Canadá desde 1975, se inicia en los 60 en el Grupo América y la Escuela de Santiago. Sus libros de poemas son El evasionista/the Escape Artist (Ottawa, 1981); La calle (Santiago, 1986); The Witch (Ottawa, 1986); Tánger (Santiago, 1990); Tangier (Ottawa, 1997); A vuelo de pájaro (Ottawa, 1998); Vitral con pájaros (Ottawa; 2002) Reflexión hacia el sur (Saskatoon, 2004) y Cronipoemas (Ottawa, 2010) En prosa, la novela De chácharas y largavistas, (Ottawa, 1993). Es autor de la antología Northern Cronopios, antología de narradores chilenos en Canadá, Canadá, 1993. Tiene prosa, poesía y crítica en Chile, Estados Unidos, Canadá, México, Cuba, España y Polonia. En 2000 ganó el concurso de nouvelle de con El diario de Pancracio Fernández. Ha sido antologado por ejemplo en Cien microcuentos chilenos, de Juan Armando Epple; Latinocanadá, Hugo Hazelton; Poéticas de Chile. Chilean Poets. Gonzalo Contreras; The Changuing Faces of Chilean Poetry. A Translation of Avant Garde, Women’s, and Protest Poetry, de Sandra E.Aravena de Herron. Es uno de los editores de Split/Quotation – La cita trunca.

Instalación en la casa de Parra en Las Cruces

Instalación en la casa de Parra en Las Cruces
Chile, 2005, Foto de Patricio Luco. Se pueden ver en esta "Biblioteca mínima indispensable" el Manual de Carreño, el Manifiesto Comunista y Mi Lucha

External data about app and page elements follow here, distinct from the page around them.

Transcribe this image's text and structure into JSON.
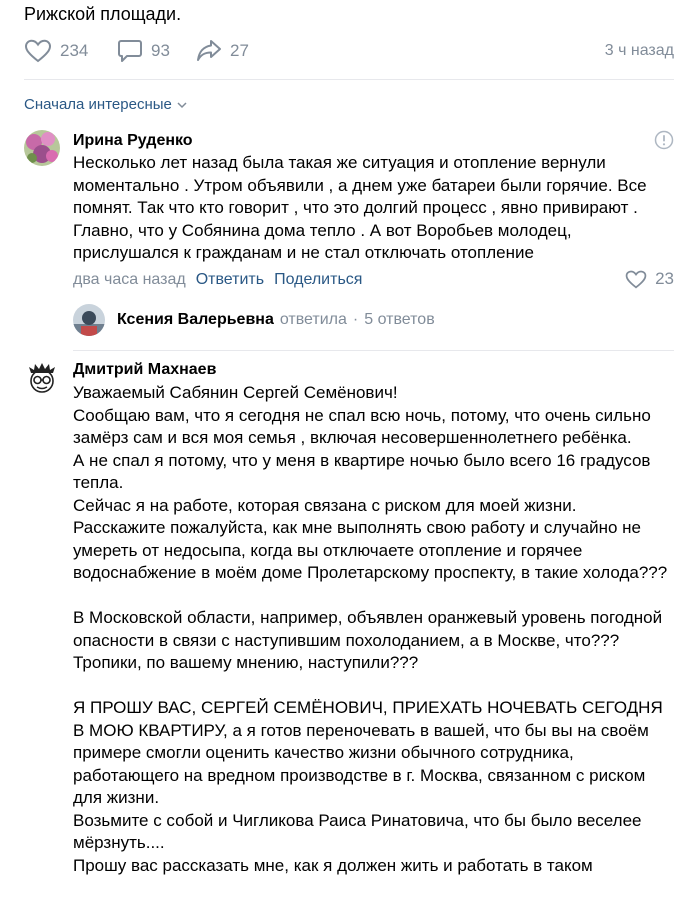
{
  "post": {
    "text_tail": "Рижской площади.",
    "likes": "234",
    "comments": "93",
    "shares": "27",
    "time": "3 ч назад"
  },
  "sort": {
    "label": "Сначала интересные"
  },
  "comments": [
    {
      "author": "Ирина Руденко",
      "text": "Несколько лет назад была такая же ситуация и отопление вернули моментально . Утром объявили , а днем уже батареи были горячие. Все помнят. Так что кто говорит , что это долгий процесс , явно привирают . Главно, что у Собянина дома тепло . А вот Воробьев молодец, прислушался к гражданам и не стал отключать отопление",
      "time": "два часа назад",
      "reply_label": "Ответить",
      "share_label": "Поделиться",
      "likes": "23",
      "reply_author": "Ксения Валерьевна",
      "reply_action": "ответила",
      "reply_count": "5 ответов"
    },
    {
      "author": "Дмитрий Махнаев",
      "text": "Уважаемый Сабянин Сергей Семёнович!\nСообщаю вам, что я сегодня не спал всю ночь, потому, что очень сильно замёрз сам и вся моя семья , включая несовершеннолетнего ребёнка.\nА не спал я потому, что у меня в квартире ночью было всего 16 градусов тепла.\nСейчас я на работе, которая связана с риском для моей жизни.\nРасскажите пожалуйста, как мне выполнять свою работу и случайно не умереть от недосыпа, когда вы отключаете отопление и горячее водоснабжение в моём доме Пролетарскому проспекту, в такие холода???\n\nВ Московской области, например, объявлен оранжевый уровень погодной опасности в связи с наступившим похолоданием, а в Москве, что??? Тропики, по вашему мнению, наступили???\n\nЯ ПРОШУ ВАС, СЕРГЕЙ СЕМЁНОВИЧ, ПРИЕХАТЬ НОЧЕВАТЬ СЕГОДНЯ В МОЮ КВАРТИРУ, а я готов переночевать в вашей, что бы вы на своём примере смогли оценить качество жизни обычного сотрудника, работающего на вредном производстве в г. Москва, связанном с риском для жизни.\nВозьмите с собой и Чигликова Раиса Ринатовича, что бы было веселее мёрзнуть....\nПрошу вас рассказать мне, как я должен жить и работать в таком"
    }
  ],
  "colors": {
    "link": "#2a5885",
    "muted": "#818c99",
    "divider": "#e7e8ec"
  },
  "icons": [
    "heart-icon",
    "comment-icon",
    "share-icon",
    "chevron-down-icon",
    "report-icon"
  ]
}
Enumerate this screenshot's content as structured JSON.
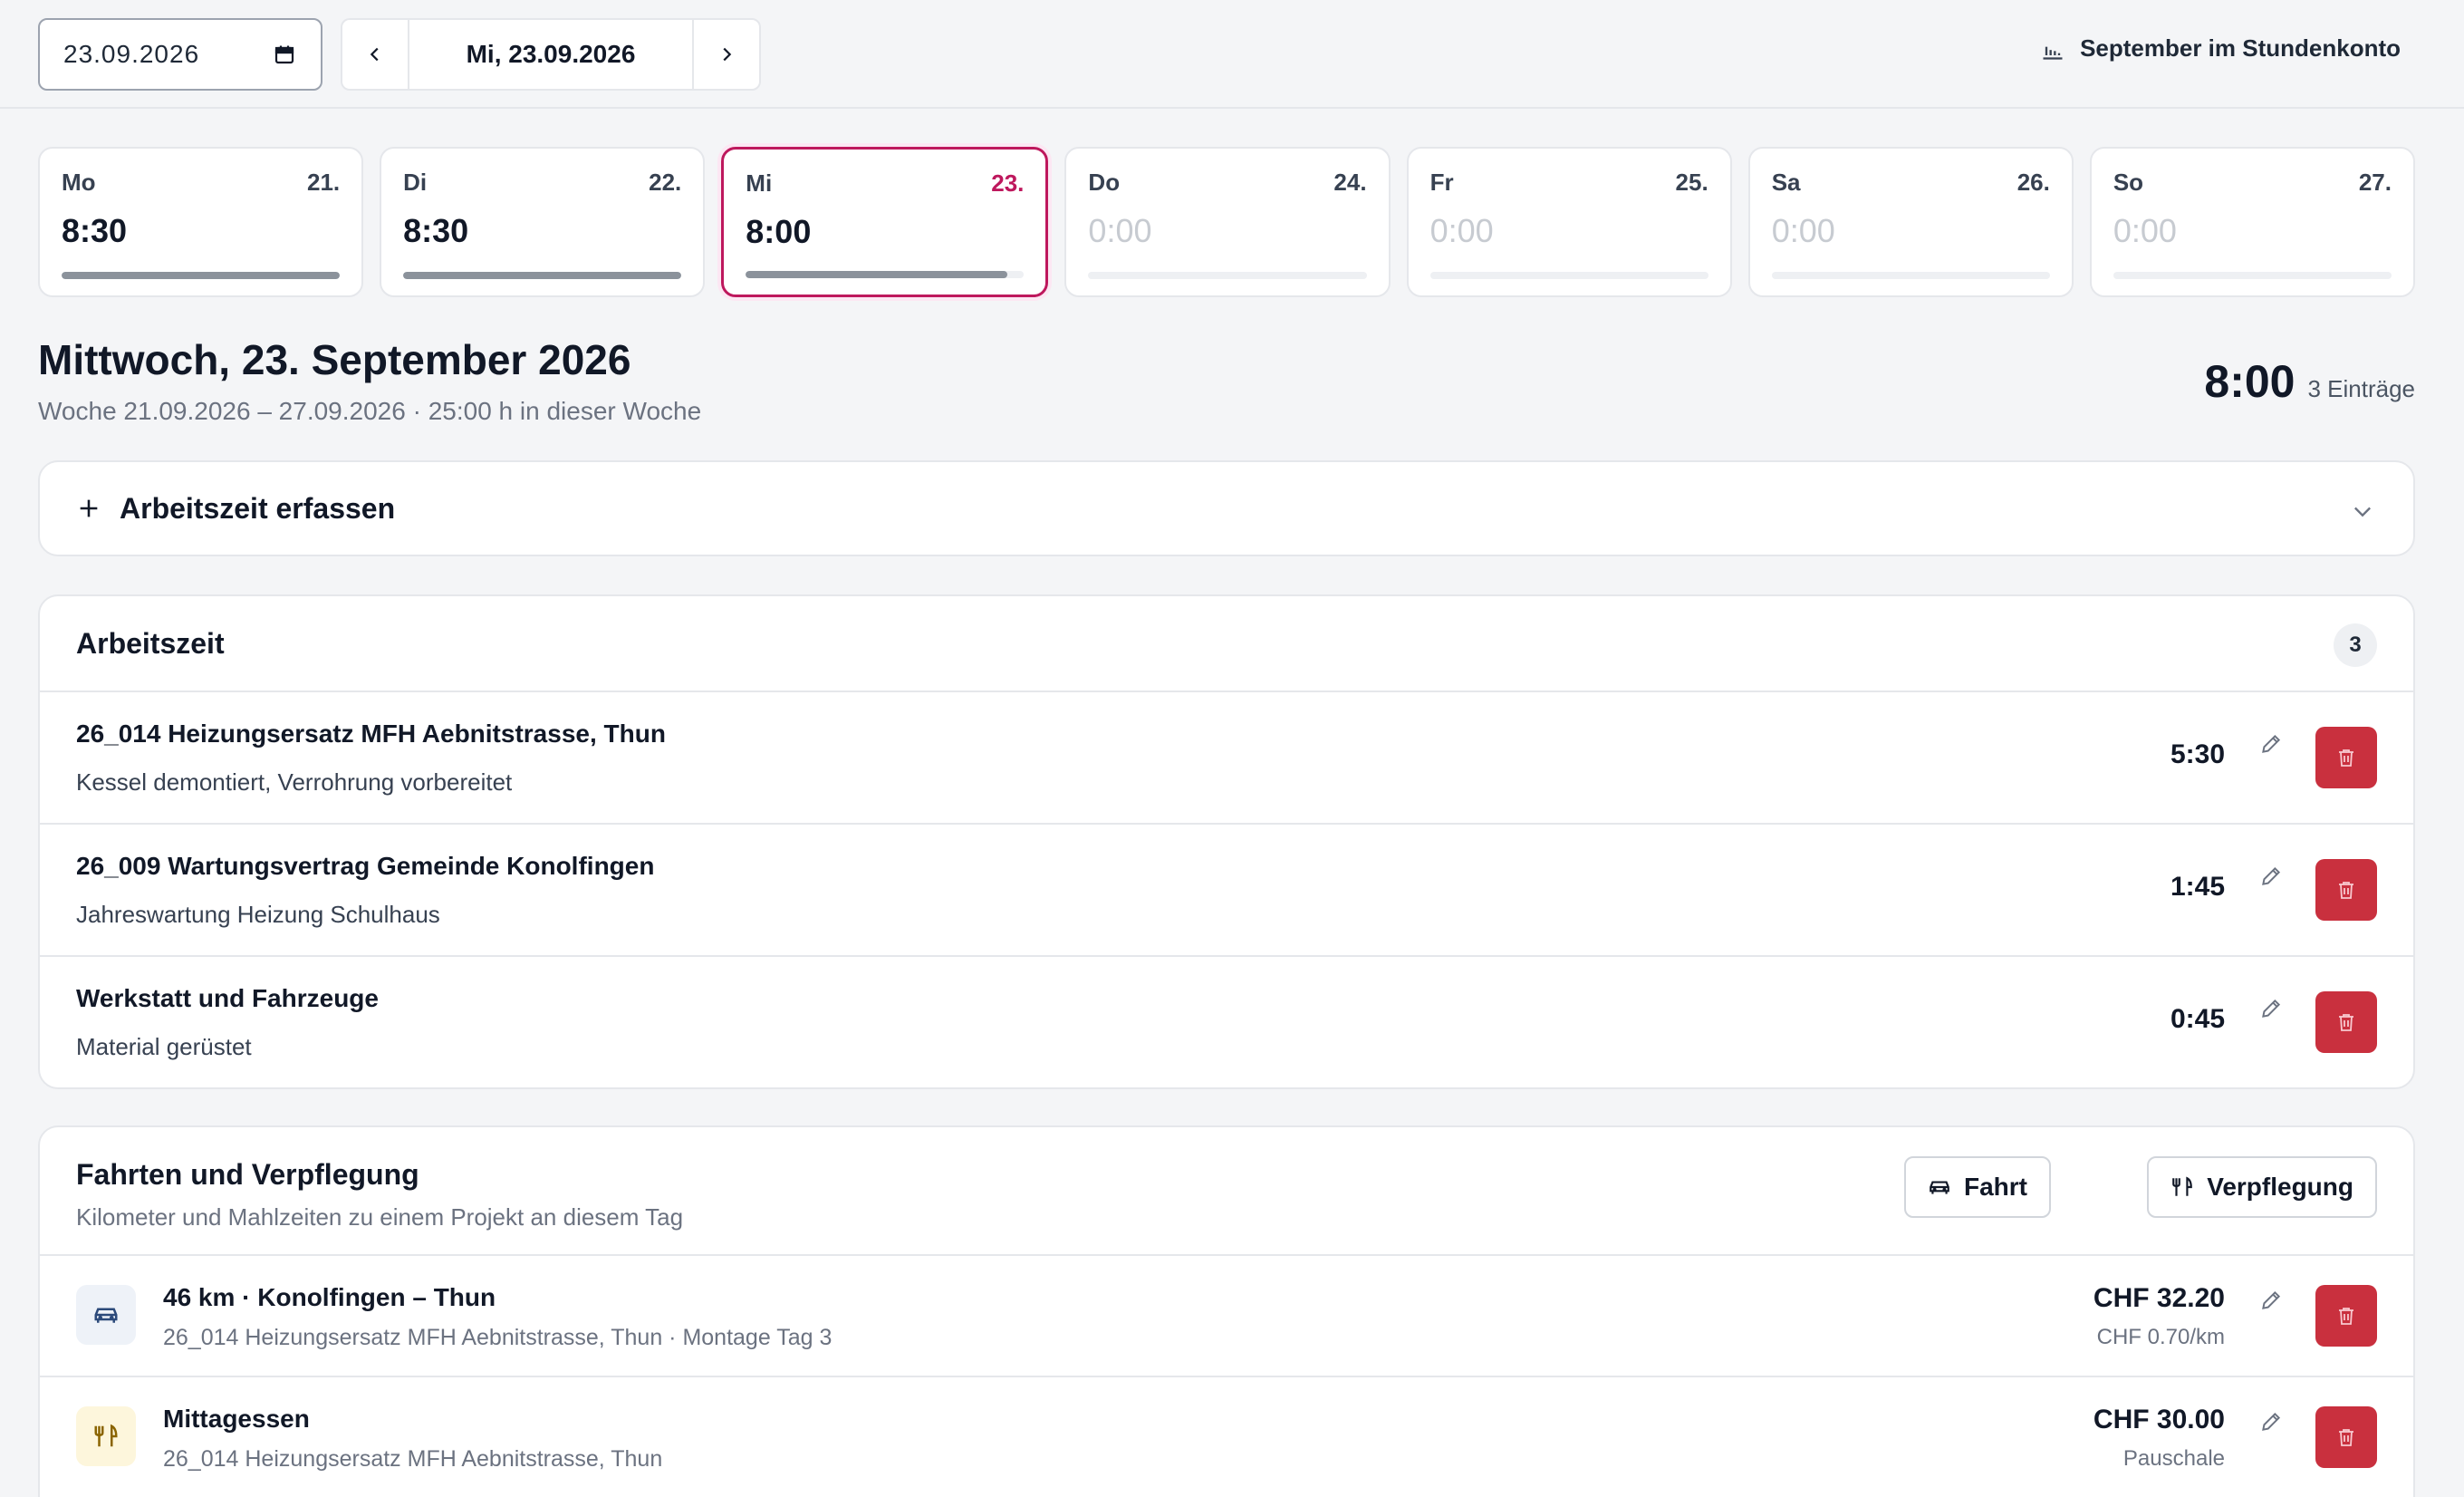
{
  "toolbar": {
    "date_value": "23.09.2026",
    "current_day": "Mi, 23.09.2026",
    "stundenkonto_label": "September im Stundenkonto"
  },
  "week": [
    {
      "weekday": "Mo",
      "date": "21.",
      "hours": "8:30",
      "progress": 1.0
    },
    {
      "weekday": "Di",
      "date": "22.",
      "hours": "8:30",
      "progress": 1.0
    },
    {
      "weekday": "Mi",
      "date": "23.",
      "hours": "8:00",
      "progress": 0.94,
      "selected": true
    },
    {
      "weekday": "Do",
      "date": "24.",
      "hours": "0:00",
      "progress": 0
    },
    {
      "weekday": "Fr",
      "date": "25.",
      "hours": "0:00",
      "progress": 0
    },
    {
      "weekday": "Sa",
      "date": "26.",
      "hours": "0:00",
      "progress": 0
    },
    {
      "weekday": "So",
      "date": "27.",
      "hours": "0:00",
      "progress": 0
    }
  ],
  "day_header": {
    "title": "Mittwoch, 23. September 2026",
    "subtitle": "Woche 21.09.2026 – 27.09.2026 · 25:00 h in dieser Woche",
    "total": "8:00",
    "entries": "3 Einträge"
  },
  "erfassen": {
    "label": "Arbeitszeit erfassen"
  },
  "arbeitszeit": {
    "title": "Arbeitszeit",
    "count": "3",
    "rows": [
      {
        "project": "26_014 Heizungsersatz MFH Aebnitstrasse, Thun",
        "description": "Kessel demontiert, Verrohrung vorbereitet",
        "duration": "5:30"
      },
      {
        "project": "26_009 Wartungsvertrag Gemeinde Konolfingen",
        "description": "Jahreswartung Heizung Schulhaus",
        "duration": "1:45"
      },
      {
        "project": "Werkstatt und Fahrzeuge",
        "description": "Material gerüstet",
        "duration": "0:45"
      }
    ]
  },
  "fahrten": {
    "title": "Fahrten und Verpflegung",
    "subtitle": "Kilometer und Mahlzeiten zu einem Projekt an diesem Tag",
    "btn_fahrt": "Fahrt",
    "btn_verpflegung": "Verpflegung",
    "rows": [
      {
        "title": "46 km · Konolfingen – Thun",
        "detail": "26_014 Heizungsersatz MFH Aebnitstrasse, Thun · Montage Tag 3",
        "amount": "CHF 32.20",
        "amount_sub": "CHF 0.70/km",
        "icon": "car-icon",
        "icon_bg": "#eef2f8"
      },
      {
        "title": "Mittagessen",
        "detail": "26_014 Heizungsersatz MFH Aebnitstrasse, Thun",
        "amount": "CHF 30.00",
        "amount_sub": "Pauschale",
        "icon": "utensils-icon",
        "icon_bg": "#fdf6dc"
      }
    ]
  },
  "colors": {
    "accent": "#be185d",
    "danger": "#c9303e",
    "progress": "#8b929b"
  }
}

Chile, 2005

Chile, 2005
Una foto con el vate Nicanor Parra, candidato al premio Nobel de Literatura